Recapping 2017 Filing Season

More than 253 million W-2s were processed by the Social Security Administration in 2017, up 2.4 percent from the 247 million W-2s processed in 2016, the agency told Bloomberg Tax on March 30. The agency has the ability to process about 25 million W-2s a day.

Additionally, about 6 million Forms W-2c were filed in 2017, the agency said.

The 2017 filing season was the first with an accelerated wage-reporting schedule. Employers were required to file copies of the 2016 W-2 with the SSA by Jan. 31, almost a month earlier than in previous years.
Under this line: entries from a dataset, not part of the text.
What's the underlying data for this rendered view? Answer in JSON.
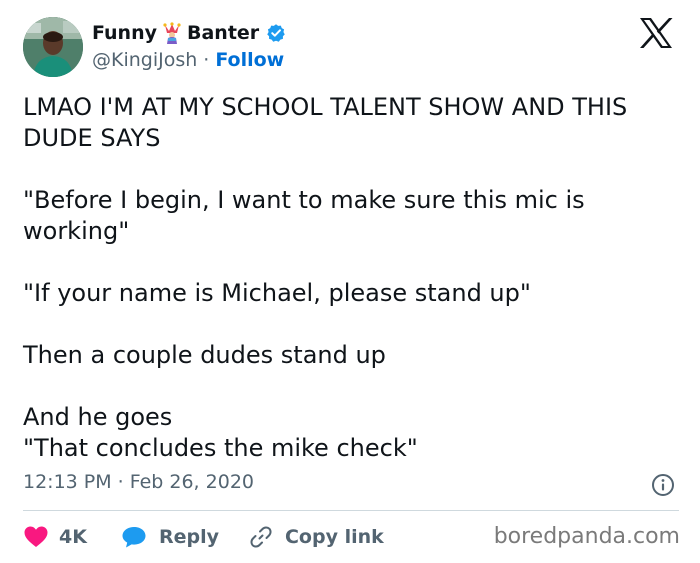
{
  "user": {
    "display_name": "Funny",
    "display_name_suffix": "Banter",
    "emoji_icon": "jester-emoji",
    "verified_icon": "verified-badge-icon",
    "handle": "@KingiJosh",
    "separator": "·",
    "follow_label": "Follow"
  },
  "tweet": {
    "lines": [
      "LMAO I'M AT MY SCHOOL TALENT SHOW AND THIS DUDE SAYS",
      "\"Before I begin, I want to make sure this mic is working\"",
      "\"If your name is Michael, please stand up\"",
      "Then a couple dudes stand up",
      "And he goes",
      "\"That concludes the mike check\""
    ],
    "time": "12:13 PM",
    "date": "Feb 26, 2020",
    "meta_separator": "·"
  },
  "actions": {
    "like_count": "4K",
    "reply_label": "Reply",
    "copy_link_label": "Copy link"
  },
  "watermark": "boredpanda.com",
  "colors": {
    "like": "#f91880",
    "reply": "#1d9bf0",
    "follow": "#006fd6",
    "verified": "#1d9bf0",
    "muted": "#536471"
  }
}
The deadline was moved up from Feb. 29, 2016, for forms submitted on paper and March 31 for forms submitted electronically, under the 2015 Consolidated Appropriations Act (Pub. L. 114-113).

The number of late submissions in 2017 rose by several thousand, compared with 2016, most likely from the earlier deadline, the agency said.

The goal of earlier W-2 reporting was to allow the Internal Revenue Service to quickly verify income and not require the agency to contact employers of taxpayers whose returns were caught by identity-theft filters.

Looking Ahead to 2019

The IRS is assessing its W-2 verification code pilot program for effectiveness and enhancements, said Ken Corbin, IRS director of return integrity and compliance services. The program, which started in 2016, is expected to be renewed for the 2019 filing season, he said March 12.

The program uses a 16-character code to authenticate employee data and match individual tax returns with the proper refund amount. Participating payroll service providers include the code in Box 9 of copies B and C of employees’ W-2 that are filed electronically.

About 58 million W-2s that were issued with verification codes were received through Feb. 24, most of which had lower-case characters, compared with the use of upper-case and lower-case characters in 2017, Corbin said. The use of lower-case characters, which was adopted after the IRS received supporting feedback from employers and preparers, was expected to reduce filing errors, he said.

The SSA said it plans to work with the IRS in 2018 to determine if potential changes would be required in wage filing for tax year 2019.

To contact the reporter on this story: Keith Hill in Washington at To contact the editor responsible for this story: Michael Baer at

Copyright © 2018 The Bureau of National Affairs, Inc. All Rights Reserved.

Request Payroll